Cross Section of Cerebrum Through Internal Capsule
Here is the cross section/ horizontal section of the cerebrum passing through the internal capsule. The section is taken at the level of interventricular foramen. The interventricular foramen connects the lateral ventricles with the third ventricle.
In this specimen we can identify the following structures:
- Genu of corpus callosum
- Internal capsule
- Lentiform nucleus
- Optic radiation
- Auditory radiation
- Anterior horn of lateral ventricle
- Rostrum of corpus callosum
- Caudate nucleus
The corpus callosum is the largest commissure of the brain connecting the cerebral cortex of the two cerebral hemispheres. The parts of the corpus callosum are rostrum, genu, trunk/body and splenium. The genu and the splenium can be appreciated in the midline in the horizontal section of the cerebrum. The genu is located anteriorly and medial to the frontal lobes while the splenium is located posteriorly and medial to the occipital lobes.
The corpus callosum is mainly responsible for the transfer of interhemispheric information that is essential for bilateral responses and in learning processes.
The internal capsule is a compact bundle of projection fibers (white matter) between the thalamus and caudate nucleus medially and the lentiform nucleus laterally. It connects the cerebral cortex to subcortical structures such as the corpus striatum, thalamus, brain stem and spinal cord. The parts of the internal capsule are anterior limb, genu, posterior limb, retrolentiform form part and sublentiform part.
The ascending (sensory) and descending (motor) fibers of the internal capsule mainly interconnect the cerebral cortex with the brainstem and spinal cord. These fibers are responsible for the sensory and motor innervation of the opposite half of the body.
The caudate nucleus is a large comma shaped mass of grey matter which surrounds the thalamus. Its whole length of convexity projects into the cavity of lateral ventricle. It is made up of three parts, the head, body and tail. It is an intricate part of a system of grey matter nuclei responsible for the regulation and production of movement called the basal ganglia. The basal ganglia include the corpus striatum, claustrum and amygdaloid body. The caudate and lentiform nuclei are the parts of the corpus striatum.

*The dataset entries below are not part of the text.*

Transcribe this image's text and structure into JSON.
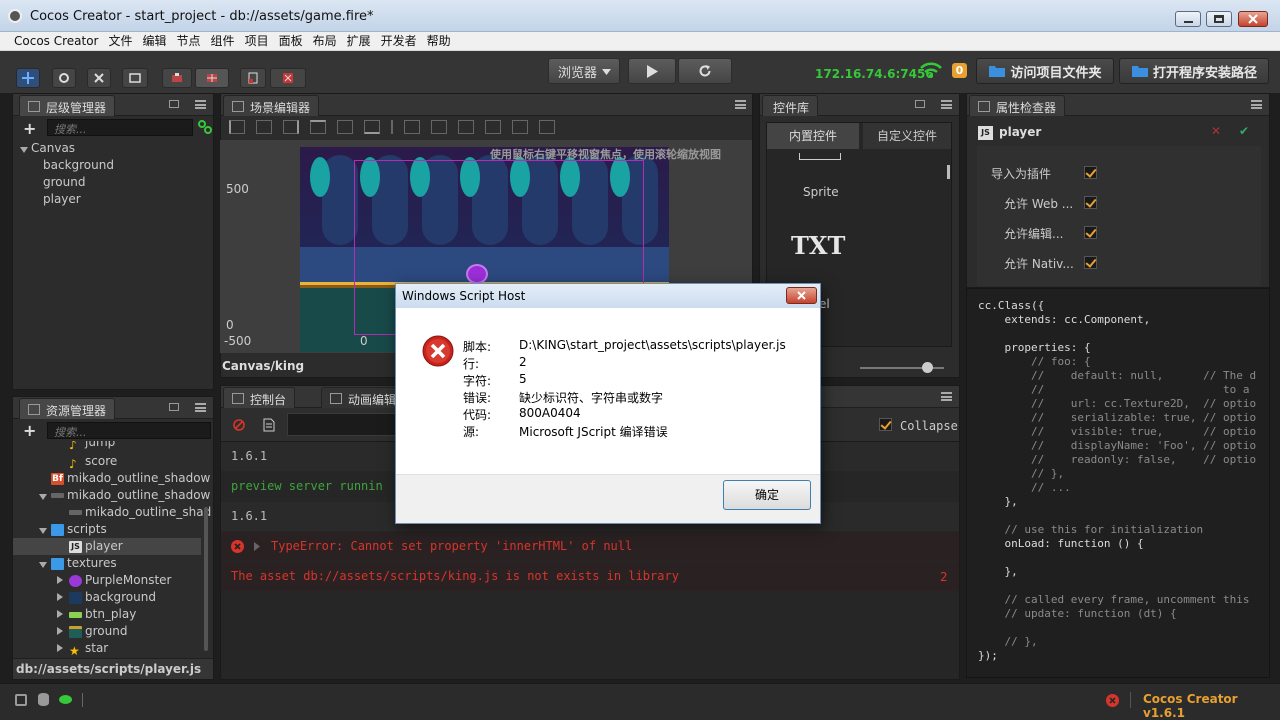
{
  "window": {
    "title": "Cocos Creator - start_project - db://assets/game.fire*"
  },
  "menu": [
    "Cocos Creator",
    "文件",
    "编辑",
    "节点",
    "组件",
    "项目",
    "面板",
    "布局",
    "扩展",
    "开发者",
    "帮助"
  ],
  "toolbar": {
    "browser_select": "浏览器",
    "ip": "172.16.74.6:7456",
    "badge": "0",
    "open_project_folder": "访问项目文件夹",
    "open_install_path": "打开程序安装路径"
  },
  "hierarchy": {
    "tab": "层级管理器",
    "search_placeholder": "搜索...",
    "root": "Canvas",
    "children": [
      "background",
      "ground",
      "player"
    ]
  },
  "scene": {
    "tab": "场景编辑器",
    "hint": "使用鼠标右键平移视窗焦点，使用滚轮缩放视图",
    "ruler_y": [
      "500",
      "0"
    ],
    "ruler_x": [
      "-500",
      "0"
    ],
    "breadcrumb": "Canvas/king"
  },
  "widgets": {
    "tab": "控件库",
    "tab_builtin": "内置控件",
    "tab_custom": "自定义控件",
    "sprite": "Sprite",
    "txt": "TXT",
    "label_partial": "el"
  },
  "assets": {
    "tab": "资源管理器",
    "search_placeholder": "搜索...",
    "items": [
      {
        "label": "jump",
        "icon": "music-icon"
      },
      {
        "label": "score",
        "icon": "music-icon"
      },
      {
        "label": "mikado_outline_shadow",
        "icon": "bitmap-font-icon"
      },
      {
        "label": "mikado_outline_shadow",
        "icon": "texture-icon"
      },
      {
        "label": "mikado_outline_shad",
        "icon": "texture-icon"
      },
      {
        "label": "scripts",
        "icon": "folder-icon"
      },
      {
        "label": "player",
        "icon": "js-icon"
      },
      {
        "label": "textures",
        "icon": "folder-icon"
      },
      {
        "label": "PurpleMonster",
        "icon": "texture-icon"
      },
      {
        "label": "background",
        "icon": "texture-icon"
      },
      {
        "label": "btn_play",
        "icon": "texture-icon"
      },
      {
        "label": "ground",
        "icon": "texture-icon"
      },
      {
        "label": "star",
        "icon": "texture-icon"
      }
    ],
    "path": "db://assets/scripts/player.js"
  },
  "console": {
    "tab": "控制台",
    "tab2": "动画编辑",
    "collapse": "Collapse",
    "lines": [
      {
        "text": "1.6.1",
        "type": "log"
      },
      {
        "text": "preview server runnin",
        "type": "success"
      },
      {
        "text": "1.6.1",
        "type": "log"
      },
      {
        "text": "TypeError: Cannot set property 'innerHTML' of null",
        "type": "error"
      },
      {
        "text": "The asset db://assets/scripts/king.js is not exists in library",
        "type": "error",
        "count": "2"
      }
    ]
  },
  "inspector": {
    "tab": "属性检查器",
    "asset_name": "player",
    "props": [
      {
        "label": "导入为插件",
        "checked": true
      },
      {
        "label": "允许 Web ...",
        "checked": true
      },
      {
        "label": "允许编辑...",
        "checked": true
      },
      {
        "label": "允许 Nativ...",
        "checked": true
      }
    ]
  },
  "code": {
    "lines": [
      "cc.Class({",
      "    extends: cc.Component,",
      "",
      "    properties: {",
      "        // foo: {",
      "        //    default: null,      // The d",
      "        //                           to a",
      "        //    url: cc.Texture2D,  // optio",
      "        //    serializable: true, // optio",
      "        //    visible: true,      // optio",
      "        //    displayName: 'Foo', // optio",
      "        //    readonly: false,    // optio",
      "        // },",
      "        // ...",
      "    },",
      "",
      "    // use this for initialization",
      "    onLoad: function () {",
      "",
      "    },",
      "",
      "    // called every frame, uncomment this",
      "    // update: function (dt) {",
      "",
      "    // },",
      "});"
    ]
  },
  "dialog": {
    "title": "Windows Script Host",
    "rows": [
      {
        "label": "脚本:",
        "value": "D:\\KING\\start_project\\assets\\scripts\\player.js"
      },
      {
        "label": "行:",
        "value": "2"
      },
      {
        "label": "字符:",
        "value": "5"
      },
      {
        "label": "错误:",
        "value": "缺少标识符、字符串或数字"
      },
      {
        "label": "代码:",
        "value": "800A0404"
      },
      {
        "label": "源:",
        "value": "Microsoft JScript 编译错误"
      }
    ],
    "ok": "确定"
  },
  "status": {
    "version": "Cocos Creator v1.6.1"
  },
  "colors": {
    "accent": "#e8a030",
    "ip_green": "#37c83a",
    "error_red": "#d9342b"
  }
}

The lentiform nucleus is a large lens-shaped mass of grey matter beneath the insula. It forms the lateral boundary of the internal capsule. In the horizontal section of the cerebrum, it appears wedge-shaped with a broad convex base directed laterally. It consists of two parts, namely the putamen and globus pallidus. The putamen lies lateral to the globus pallidus.

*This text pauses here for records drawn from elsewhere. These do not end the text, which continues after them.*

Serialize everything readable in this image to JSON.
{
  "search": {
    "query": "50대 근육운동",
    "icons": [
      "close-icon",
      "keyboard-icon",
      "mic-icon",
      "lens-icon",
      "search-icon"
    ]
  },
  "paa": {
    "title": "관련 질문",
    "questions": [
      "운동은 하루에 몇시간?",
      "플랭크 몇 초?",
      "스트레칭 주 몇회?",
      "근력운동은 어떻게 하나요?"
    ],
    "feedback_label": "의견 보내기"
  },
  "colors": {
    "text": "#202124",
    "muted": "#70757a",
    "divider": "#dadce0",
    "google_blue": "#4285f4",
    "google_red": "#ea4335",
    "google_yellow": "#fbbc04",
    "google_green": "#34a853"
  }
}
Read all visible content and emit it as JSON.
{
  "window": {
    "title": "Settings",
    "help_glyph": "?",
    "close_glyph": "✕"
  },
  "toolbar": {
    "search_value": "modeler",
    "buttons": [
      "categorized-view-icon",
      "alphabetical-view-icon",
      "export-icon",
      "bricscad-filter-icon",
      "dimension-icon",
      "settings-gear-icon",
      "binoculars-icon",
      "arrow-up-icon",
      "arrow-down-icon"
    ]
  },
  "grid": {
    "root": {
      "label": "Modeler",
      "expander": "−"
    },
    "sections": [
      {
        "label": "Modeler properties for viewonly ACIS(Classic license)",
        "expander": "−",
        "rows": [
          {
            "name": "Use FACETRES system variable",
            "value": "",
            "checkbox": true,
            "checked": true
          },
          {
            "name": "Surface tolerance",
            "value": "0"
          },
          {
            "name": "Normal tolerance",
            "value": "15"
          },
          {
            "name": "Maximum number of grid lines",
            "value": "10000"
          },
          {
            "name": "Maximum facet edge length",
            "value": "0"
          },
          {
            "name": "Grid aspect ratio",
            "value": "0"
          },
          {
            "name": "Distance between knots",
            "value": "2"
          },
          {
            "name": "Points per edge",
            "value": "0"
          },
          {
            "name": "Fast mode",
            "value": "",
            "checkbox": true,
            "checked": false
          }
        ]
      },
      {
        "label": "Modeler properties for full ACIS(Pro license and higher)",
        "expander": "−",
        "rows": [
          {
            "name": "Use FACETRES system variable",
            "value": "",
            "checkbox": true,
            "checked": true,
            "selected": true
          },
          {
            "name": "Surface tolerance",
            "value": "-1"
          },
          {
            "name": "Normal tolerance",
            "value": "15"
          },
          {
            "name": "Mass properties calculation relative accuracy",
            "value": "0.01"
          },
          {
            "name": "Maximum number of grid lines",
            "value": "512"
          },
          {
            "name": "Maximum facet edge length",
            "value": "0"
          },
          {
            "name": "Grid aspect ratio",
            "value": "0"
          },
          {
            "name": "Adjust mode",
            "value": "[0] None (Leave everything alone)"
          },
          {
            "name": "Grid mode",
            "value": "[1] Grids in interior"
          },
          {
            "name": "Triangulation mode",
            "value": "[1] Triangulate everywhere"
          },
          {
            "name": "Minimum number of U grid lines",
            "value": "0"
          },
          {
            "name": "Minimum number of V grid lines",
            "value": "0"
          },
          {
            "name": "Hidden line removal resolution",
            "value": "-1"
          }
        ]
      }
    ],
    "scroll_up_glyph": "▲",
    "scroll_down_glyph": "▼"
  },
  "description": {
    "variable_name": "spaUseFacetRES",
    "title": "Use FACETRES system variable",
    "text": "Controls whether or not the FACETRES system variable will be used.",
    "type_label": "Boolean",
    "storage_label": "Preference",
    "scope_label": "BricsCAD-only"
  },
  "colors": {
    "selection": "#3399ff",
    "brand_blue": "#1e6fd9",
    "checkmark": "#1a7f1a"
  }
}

The thalami are a pair of ovoid diencephalic structures located bilaterally, with respect to the third ventricle. Functionally, the thalamus is considered as the great sensory gateway (except olfactory) to the cerebral cortex. The thalami act as a relay station for afferent and efferent fibers communicating between the cortex and subcortical and structures. It is separated from the putamen by the posterior limb of the internal capsule.